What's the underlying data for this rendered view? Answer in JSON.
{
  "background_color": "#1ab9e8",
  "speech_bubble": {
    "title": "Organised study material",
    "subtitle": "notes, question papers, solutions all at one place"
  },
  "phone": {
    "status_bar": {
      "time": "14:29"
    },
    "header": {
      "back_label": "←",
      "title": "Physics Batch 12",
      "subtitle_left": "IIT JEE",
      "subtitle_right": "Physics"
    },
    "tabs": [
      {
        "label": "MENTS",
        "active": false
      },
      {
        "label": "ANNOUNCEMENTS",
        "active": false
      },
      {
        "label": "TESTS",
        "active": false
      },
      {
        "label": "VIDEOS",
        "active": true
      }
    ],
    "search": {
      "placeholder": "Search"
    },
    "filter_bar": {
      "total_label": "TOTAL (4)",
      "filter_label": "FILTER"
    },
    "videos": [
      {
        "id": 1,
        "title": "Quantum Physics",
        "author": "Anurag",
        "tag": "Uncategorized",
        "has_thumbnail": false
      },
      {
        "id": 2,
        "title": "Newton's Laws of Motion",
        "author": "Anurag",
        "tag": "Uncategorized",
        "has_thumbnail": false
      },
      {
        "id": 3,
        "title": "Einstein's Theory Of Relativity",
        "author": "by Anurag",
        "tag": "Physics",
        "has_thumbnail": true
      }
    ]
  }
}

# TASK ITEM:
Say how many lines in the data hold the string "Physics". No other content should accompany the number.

# ANSWER:
4